# Activity
Count the lines in the data below that include the word "sessions", then state the total and nothing besides.

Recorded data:
═══

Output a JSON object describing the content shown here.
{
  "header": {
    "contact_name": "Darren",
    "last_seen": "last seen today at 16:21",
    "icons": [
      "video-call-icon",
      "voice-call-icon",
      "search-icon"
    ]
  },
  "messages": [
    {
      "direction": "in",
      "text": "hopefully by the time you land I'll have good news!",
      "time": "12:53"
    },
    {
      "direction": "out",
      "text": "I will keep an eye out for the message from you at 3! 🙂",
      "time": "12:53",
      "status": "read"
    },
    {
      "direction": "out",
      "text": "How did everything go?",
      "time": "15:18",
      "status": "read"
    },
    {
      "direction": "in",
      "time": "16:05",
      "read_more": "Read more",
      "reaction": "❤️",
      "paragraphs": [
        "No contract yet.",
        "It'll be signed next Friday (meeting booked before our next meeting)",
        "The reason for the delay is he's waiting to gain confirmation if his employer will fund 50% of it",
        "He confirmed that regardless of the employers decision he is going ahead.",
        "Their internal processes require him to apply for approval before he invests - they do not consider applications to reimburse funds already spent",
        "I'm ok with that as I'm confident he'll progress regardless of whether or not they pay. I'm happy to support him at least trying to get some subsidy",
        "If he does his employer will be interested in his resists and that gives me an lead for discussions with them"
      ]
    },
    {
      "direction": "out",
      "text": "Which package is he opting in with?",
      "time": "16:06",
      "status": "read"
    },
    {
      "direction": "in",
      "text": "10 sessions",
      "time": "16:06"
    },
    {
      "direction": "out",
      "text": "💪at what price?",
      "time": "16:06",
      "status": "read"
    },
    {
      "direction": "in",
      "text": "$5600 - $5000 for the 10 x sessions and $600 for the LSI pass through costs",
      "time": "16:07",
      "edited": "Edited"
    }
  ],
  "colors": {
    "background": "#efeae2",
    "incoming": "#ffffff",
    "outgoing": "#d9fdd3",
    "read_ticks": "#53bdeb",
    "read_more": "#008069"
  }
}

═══

# Solved exercise
2